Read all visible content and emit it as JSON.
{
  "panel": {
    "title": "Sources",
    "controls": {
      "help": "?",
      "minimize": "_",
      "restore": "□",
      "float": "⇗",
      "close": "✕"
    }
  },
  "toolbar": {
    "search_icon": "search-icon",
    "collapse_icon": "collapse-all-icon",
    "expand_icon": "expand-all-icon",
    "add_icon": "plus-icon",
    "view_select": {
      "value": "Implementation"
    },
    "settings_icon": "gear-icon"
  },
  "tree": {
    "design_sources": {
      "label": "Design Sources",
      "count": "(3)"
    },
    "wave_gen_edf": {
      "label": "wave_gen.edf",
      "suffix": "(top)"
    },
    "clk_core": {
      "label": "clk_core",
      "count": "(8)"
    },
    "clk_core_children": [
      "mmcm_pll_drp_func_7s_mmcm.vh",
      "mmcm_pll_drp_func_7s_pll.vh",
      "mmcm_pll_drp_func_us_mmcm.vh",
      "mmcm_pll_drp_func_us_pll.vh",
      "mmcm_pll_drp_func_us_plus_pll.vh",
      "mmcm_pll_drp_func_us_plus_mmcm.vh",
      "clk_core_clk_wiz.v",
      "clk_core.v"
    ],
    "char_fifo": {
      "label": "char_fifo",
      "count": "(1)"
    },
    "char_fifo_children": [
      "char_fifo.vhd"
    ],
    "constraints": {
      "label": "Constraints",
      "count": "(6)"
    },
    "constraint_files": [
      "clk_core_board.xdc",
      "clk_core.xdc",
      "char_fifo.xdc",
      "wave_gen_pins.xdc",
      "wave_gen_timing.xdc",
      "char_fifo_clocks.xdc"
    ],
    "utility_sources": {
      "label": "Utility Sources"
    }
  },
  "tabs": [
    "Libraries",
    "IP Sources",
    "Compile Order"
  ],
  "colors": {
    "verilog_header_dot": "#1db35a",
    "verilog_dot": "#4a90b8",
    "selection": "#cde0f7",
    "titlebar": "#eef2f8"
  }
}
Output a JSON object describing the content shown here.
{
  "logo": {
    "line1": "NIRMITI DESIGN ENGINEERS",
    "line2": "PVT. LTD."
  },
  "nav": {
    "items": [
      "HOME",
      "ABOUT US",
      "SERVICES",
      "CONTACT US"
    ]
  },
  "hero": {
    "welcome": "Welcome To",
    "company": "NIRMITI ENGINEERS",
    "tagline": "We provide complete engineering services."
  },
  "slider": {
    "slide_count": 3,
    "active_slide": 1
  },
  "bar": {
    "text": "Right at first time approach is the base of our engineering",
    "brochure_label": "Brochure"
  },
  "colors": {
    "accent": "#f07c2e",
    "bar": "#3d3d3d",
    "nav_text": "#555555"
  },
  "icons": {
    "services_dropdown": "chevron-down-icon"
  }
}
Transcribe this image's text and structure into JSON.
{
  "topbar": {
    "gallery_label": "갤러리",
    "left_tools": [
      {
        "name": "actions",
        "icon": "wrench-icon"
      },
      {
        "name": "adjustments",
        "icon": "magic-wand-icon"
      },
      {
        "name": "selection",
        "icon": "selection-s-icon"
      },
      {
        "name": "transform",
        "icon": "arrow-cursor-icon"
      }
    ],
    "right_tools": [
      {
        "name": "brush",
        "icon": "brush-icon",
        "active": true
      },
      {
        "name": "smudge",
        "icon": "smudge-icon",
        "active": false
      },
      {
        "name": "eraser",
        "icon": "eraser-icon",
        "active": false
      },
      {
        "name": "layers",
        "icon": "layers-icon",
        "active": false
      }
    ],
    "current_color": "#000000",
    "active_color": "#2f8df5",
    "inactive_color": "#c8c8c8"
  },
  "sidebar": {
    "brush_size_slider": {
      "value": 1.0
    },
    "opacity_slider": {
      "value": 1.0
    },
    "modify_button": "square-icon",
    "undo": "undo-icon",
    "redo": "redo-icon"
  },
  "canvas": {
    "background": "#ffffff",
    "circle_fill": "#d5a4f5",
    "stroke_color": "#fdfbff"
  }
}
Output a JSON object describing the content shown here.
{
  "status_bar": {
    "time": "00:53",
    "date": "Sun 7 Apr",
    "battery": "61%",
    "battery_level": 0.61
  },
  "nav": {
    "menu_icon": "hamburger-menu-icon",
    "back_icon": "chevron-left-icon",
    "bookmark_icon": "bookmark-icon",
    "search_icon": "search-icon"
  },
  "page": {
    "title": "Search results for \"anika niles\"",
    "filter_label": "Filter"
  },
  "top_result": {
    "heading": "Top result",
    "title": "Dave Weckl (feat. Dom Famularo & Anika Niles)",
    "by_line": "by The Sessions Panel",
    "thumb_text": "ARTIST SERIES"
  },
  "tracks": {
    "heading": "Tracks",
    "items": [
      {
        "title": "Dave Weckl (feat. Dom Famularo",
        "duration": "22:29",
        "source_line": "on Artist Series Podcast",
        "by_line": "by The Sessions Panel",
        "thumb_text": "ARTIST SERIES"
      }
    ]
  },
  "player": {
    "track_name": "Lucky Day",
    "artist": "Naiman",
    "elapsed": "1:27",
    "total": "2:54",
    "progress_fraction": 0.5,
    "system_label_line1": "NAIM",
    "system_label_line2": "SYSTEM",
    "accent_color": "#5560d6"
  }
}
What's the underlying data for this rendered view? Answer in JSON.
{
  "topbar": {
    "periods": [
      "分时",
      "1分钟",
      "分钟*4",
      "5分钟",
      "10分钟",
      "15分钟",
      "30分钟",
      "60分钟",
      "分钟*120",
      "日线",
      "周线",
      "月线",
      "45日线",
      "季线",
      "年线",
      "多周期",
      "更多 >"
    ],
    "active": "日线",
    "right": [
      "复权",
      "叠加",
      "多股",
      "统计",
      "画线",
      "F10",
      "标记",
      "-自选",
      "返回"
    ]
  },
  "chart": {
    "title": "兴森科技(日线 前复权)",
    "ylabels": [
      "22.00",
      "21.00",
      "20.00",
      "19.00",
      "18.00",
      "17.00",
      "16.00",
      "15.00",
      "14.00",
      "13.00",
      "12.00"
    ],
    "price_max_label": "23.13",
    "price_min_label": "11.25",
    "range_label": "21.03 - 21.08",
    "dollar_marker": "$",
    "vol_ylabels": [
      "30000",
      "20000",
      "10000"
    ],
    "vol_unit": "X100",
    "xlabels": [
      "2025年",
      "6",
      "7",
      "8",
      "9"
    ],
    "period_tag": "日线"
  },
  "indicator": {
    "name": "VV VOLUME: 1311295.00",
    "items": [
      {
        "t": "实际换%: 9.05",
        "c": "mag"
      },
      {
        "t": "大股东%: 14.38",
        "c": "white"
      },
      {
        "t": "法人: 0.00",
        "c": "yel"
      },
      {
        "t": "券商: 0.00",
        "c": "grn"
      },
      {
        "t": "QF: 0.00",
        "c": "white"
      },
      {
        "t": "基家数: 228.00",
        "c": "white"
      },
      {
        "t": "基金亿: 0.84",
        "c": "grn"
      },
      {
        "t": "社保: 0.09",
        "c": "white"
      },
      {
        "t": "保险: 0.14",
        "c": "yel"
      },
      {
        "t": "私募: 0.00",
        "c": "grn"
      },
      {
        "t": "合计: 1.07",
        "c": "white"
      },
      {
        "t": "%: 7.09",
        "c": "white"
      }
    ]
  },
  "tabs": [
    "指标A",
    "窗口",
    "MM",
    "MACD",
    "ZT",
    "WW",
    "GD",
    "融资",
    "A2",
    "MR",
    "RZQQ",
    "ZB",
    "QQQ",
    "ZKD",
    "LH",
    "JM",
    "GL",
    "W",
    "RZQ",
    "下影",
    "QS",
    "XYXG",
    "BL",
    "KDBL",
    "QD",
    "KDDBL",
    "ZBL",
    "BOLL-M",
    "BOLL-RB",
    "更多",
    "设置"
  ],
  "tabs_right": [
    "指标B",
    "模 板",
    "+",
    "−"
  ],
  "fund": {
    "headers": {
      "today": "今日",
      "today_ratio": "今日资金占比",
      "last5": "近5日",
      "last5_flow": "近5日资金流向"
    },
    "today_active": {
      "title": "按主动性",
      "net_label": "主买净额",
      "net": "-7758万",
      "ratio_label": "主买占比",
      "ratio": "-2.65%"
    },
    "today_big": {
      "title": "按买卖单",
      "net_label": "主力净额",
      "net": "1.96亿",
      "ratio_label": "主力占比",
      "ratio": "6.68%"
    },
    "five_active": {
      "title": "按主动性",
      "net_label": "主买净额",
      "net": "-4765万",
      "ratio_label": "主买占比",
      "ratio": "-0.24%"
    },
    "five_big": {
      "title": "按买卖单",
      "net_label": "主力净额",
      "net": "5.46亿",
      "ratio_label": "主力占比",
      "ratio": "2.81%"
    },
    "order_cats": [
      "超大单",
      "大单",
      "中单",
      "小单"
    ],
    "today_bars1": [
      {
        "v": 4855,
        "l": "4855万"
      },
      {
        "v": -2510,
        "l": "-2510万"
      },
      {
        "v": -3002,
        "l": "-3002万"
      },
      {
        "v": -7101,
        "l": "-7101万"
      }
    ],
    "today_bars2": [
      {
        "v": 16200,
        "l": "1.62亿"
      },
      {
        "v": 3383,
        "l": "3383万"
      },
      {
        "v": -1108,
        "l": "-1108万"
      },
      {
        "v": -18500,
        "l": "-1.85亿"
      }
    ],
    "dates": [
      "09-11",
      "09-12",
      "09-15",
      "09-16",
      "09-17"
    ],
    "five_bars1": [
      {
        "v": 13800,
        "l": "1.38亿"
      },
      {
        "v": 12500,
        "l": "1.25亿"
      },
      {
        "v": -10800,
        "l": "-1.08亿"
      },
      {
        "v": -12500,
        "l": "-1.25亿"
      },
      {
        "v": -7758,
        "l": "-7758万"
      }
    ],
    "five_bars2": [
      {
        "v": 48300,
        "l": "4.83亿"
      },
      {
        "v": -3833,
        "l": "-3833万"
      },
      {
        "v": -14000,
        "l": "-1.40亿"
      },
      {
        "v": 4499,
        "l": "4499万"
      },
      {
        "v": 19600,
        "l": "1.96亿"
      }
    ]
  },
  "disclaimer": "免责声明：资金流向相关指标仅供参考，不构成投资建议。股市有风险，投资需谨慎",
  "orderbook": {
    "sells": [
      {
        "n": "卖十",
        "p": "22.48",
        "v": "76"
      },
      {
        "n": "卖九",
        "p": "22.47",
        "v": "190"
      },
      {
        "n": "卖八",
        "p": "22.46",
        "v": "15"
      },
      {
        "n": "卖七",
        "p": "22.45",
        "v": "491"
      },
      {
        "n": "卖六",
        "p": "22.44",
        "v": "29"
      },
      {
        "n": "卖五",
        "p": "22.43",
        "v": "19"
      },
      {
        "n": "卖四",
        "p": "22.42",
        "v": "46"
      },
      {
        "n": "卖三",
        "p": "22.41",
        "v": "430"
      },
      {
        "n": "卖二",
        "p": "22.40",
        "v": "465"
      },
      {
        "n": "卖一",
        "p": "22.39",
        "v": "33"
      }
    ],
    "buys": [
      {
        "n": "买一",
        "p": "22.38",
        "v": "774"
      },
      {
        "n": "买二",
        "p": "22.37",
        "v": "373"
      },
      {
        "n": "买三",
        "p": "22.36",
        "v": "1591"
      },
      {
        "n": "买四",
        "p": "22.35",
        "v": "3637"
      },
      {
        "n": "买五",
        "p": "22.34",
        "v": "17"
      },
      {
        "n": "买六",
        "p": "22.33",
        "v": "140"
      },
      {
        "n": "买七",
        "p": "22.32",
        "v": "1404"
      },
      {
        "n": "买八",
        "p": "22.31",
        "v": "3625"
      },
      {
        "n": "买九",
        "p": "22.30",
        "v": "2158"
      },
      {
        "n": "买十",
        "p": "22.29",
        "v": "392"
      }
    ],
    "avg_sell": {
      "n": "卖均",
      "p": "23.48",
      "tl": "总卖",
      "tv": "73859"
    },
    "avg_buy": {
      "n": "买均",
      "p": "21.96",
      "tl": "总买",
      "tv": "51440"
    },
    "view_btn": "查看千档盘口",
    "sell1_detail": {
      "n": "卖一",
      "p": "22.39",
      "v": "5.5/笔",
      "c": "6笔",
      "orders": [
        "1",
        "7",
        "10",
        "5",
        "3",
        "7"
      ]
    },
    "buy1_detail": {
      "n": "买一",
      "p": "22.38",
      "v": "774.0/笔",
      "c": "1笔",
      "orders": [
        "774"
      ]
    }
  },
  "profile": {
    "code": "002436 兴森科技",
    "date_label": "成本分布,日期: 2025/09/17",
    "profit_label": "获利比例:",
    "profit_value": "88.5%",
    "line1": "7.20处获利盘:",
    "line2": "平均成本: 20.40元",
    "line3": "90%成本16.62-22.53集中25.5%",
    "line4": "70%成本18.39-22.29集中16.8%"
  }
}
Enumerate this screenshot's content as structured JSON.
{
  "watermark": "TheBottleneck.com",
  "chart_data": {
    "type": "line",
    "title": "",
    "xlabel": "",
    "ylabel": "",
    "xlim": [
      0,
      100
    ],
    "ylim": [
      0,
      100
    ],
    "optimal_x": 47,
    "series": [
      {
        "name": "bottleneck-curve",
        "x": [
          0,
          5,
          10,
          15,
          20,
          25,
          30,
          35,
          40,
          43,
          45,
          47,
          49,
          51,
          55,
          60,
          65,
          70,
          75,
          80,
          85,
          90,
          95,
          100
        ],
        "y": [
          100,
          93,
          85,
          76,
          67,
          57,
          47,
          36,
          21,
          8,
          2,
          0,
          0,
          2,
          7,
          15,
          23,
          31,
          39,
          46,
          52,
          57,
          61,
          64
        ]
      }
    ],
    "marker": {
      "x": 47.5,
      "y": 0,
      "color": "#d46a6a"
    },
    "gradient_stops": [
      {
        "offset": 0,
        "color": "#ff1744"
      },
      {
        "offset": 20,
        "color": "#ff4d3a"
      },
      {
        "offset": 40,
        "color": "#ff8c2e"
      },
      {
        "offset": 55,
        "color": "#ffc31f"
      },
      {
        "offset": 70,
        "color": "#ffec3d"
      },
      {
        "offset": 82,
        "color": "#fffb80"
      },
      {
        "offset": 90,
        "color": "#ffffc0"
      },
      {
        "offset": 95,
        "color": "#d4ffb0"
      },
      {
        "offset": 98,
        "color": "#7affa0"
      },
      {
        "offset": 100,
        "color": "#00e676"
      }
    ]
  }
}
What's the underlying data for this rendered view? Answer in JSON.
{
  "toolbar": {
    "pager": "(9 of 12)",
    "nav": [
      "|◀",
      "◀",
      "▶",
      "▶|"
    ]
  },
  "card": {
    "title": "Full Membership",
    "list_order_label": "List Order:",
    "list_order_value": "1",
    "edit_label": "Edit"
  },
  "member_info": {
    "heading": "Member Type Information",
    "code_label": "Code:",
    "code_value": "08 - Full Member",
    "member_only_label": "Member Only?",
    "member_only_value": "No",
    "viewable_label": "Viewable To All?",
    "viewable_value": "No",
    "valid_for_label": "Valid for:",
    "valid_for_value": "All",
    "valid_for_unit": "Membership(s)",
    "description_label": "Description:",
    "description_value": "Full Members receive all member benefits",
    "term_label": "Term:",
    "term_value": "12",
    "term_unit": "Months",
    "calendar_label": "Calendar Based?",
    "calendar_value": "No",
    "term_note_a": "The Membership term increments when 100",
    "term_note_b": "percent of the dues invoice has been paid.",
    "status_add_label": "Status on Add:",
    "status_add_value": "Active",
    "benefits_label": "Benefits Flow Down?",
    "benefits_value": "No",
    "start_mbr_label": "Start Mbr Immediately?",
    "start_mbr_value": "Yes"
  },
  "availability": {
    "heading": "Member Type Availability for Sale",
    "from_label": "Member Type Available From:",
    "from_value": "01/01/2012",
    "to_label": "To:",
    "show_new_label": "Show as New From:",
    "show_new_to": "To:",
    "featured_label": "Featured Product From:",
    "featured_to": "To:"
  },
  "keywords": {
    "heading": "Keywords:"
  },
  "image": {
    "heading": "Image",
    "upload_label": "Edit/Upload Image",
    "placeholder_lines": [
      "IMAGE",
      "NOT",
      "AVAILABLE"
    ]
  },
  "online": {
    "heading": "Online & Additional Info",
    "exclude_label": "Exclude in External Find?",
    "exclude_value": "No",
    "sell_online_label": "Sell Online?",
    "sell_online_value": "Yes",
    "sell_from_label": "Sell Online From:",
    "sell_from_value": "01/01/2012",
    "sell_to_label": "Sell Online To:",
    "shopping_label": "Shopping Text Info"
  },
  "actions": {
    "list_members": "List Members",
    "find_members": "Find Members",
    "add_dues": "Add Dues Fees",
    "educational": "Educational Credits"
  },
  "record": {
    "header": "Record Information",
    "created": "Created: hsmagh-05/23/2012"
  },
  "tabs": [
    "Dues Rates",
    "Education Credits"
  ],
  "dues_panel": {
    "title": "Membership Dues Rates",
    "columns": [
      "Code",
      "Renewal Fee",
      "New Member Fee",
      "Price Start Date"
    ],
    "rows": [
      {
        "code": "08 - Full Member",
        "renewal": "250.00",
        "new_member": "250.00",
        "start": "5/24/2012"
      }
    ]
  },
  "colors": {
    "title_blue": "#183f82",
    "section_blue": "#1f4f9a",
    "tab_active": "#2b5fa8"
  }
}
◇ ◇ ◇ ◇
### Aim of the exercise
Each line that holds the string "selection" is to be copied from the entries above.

### Solved exercise
    "selection": "#cde0f7",
        "name": "selection",
        "icon": "selection-s-icon"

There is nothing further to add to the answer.